The names of commands, files, and directories, and onscreen computer output
Edit your .login file.

Use ls -a to list all files.

machine_name% you have mail.

What you type, contrasted with onscreen computer output
machine_name% su


Placeholder: replace with a real name or value
The command to remove a file is rm filename.
Book titles, new terms, and terms to be emphasized
Read Chapter 6 in the User's Guide.

A cache is a copy that is stored locally.

Do not save the file.

Note: Some emphasized items appear bold online.

Shell Prompts in Command Examples

The following table shows the default UNIX system prompt and superuser prompt for shells that are included in the Oracle Solaris OS. Note that the default system prompt that is displayed in command examples varies, depending on the Oracle Solaris release.

Table P-5 Shell Prompts

Bash shell, Korn shell, and Bourne shell
Bash shell, Korn shell, and Bourne shell for superuser
C shell
C shell for superuser

Symbol Conventions

The following table explains symbols that might be used in this book.

Table P-6 Symbol Conventions
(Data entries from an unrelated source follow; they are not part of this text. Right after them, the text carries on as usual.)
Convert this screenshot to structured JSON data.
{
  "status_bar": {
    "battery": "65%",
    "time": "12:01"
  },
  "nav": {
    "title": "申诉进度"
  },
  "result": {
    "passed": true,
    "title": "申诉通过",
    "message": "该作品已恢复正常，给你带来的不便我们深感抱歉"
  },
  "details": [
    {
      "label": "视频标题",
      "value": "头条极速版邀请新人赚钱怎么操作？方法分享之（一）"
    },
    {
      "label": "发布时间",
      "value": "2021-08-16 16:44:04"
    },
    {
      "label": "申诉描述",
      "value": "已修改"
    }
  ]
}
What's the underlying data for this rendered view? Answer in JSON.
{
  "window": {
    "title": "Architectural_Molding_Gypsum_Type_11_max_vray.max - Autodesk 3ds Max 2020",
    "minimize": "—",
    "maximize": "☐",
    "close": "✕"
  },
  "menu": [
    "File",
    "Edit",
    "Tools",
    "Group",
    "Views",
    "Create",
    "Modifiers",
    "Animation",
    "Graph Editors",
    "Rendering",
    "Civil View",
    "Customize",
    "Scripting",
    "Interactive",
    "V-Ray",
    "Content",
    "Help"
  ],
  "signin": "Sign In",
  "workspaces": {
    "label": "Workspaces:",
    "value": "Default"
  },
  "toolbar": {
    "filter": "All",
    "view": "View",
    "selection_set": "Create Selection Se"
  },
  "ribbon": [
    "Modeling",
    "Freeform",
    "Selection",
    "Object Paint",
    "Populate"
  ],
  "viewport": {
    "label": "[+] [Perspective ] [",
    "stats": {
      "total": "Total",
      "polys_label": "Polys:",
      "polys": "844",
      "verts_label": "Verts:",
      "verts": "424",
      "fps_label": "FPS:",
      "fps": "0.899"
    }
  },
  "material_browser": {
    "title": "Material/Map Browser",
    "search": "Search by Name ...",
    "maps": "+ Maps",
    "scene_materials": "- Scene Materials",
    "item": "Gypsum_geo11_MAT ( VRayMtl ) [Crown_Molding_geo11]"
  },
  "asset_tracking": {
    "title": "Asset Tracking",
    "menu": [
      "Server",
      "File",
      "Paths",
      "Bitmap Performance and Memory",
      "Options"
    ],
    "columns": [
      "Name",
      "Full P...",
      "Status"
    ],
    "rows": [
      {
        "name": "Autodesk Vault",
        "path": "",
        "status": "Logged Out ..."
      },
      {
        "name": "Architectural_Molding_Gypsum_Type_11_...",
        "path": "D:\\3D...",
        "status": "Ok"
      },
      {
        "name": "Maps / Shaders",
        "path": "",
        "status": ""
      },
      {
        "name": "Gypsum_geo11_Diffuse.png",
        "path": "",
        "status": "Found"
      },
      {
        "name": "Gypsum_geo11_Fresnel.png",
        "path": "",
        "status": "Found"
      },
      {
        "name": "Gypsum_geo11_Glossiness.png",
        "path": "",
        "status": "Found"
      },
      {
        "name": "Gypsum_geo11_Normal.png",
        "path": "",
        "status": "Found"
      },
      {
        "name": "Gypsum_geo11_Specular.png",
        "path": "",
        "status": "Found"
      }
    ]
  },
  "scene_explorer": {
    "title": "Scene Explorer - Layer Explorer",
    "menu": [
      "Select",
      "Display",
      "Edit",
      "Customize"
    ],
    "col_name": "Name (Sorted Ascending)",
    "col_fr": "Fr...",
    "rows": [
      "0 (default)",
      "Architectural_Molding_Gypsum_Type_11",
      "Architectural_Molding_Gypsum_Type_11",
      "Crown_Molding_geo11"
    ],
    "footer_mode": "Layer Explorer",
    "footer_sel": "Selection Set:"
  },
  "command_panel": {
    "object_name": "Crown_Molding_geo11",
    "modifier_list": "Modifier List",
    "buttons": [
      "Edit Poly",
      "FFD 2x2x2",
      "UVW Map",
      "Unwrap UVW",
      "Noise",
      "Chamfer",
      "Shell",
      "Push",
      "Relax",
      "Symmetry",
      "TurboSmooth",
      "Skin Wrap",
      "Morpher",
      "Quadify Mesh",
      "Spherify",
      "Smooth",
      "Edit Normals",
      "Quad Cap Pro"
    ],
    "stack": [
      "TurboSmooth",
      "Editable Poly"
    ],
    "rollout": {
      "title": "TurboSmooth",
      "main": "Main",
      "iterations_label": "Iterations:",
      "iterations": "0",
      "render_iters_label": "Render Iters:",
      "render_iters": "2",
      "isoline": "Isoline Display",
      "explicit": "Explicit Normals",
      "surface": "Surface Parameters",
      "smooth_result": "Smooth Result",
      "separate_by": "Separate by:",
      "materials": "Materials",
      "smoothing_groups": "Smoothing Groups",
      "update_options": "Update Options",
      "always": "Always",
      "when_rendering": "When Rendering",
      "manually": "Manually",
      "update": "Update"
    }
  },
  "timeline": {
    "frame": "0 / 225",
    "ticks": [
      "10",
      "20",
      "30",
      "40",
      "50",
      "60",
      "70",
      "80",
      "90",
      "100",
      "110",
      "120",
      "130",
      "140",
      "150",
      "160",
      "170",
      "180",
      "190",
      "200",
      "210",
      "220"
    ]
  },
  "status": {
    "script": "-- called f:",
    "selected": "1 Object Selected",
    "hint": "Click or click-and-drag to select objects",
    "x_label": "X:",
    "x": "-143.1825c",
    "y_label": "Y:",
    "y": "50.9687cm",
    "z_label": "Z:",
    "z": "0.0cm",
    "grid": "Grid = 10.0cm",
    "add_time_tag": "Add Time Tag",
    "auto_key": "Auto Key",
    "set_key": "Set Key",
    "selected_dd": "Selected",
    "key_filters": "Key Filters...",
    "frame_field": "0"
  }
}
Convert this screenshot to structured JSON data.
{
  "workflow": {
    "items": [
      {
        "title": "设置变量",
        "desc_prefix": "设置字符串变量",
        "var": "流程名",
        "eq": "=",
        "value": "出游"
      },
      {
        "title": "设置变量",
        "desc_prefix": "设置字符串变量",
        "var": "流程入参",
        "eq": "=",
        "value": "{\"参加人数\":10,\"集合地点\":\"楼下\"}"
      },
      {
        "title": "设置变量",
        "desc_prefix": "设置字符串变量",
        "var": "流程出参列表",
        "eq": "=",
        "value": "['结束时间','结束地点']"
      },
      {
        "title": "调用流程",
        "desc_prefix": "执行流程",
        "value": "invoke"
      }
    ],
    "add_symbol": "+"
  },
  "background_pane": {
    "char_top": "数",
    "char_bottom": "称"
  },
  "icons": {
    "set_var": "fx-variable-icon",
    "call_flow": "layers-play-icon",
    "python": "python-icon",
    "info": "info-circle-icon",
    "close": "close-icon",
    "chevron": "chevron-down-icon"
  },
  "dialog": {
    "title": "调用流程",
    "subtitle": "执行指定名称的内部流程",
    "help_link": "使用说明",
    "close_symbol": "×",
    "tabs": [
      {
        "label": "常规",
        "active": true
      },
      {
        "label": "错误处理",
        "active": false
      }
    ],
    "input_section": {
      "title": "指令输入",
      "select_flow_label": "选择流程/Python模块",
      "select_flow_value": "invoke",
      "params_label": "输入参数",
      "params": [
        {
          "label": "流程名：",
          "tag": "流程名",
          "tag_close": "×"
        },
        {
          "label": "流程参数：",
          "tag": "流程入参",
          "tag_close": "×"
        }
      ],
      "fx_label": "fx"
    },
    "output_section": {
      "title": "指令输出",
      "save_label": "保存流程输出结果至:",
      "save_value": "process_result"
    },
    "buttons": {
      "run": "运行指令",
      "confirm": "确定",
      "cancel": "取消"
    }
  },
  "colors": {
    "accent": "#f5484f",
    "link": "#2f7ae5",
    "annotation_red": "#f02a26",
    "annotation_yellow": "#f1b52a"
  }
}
[ ]
Contains optional arguments and command options.
ls [-l]
The -l option is not required.
{ | }
Contains a set of choices for a required command option.
-d {y|n}
The -d option requires that you use either the y argument or the n argument.
${ }
Indicates a variable reference.
References the value of the com.sun.javaRoot variable.
Joins simultaneous multiple keystrokes.
Press the Control key while you press the A key.
Joins consecutive multiple keystrokes.
Press the Control key, release it, and then press the subsequent keys.
Indicates menu item selection in a graphical user interface.
File -> New -> Templates
From the File menu, choose New. From the New submenu, choose Templates.

Documentation, Support, and Training

See the following web sites for additional resources:

Oracle Software Resources

Oracle Technology Network offers a range of resources related to Oracle software: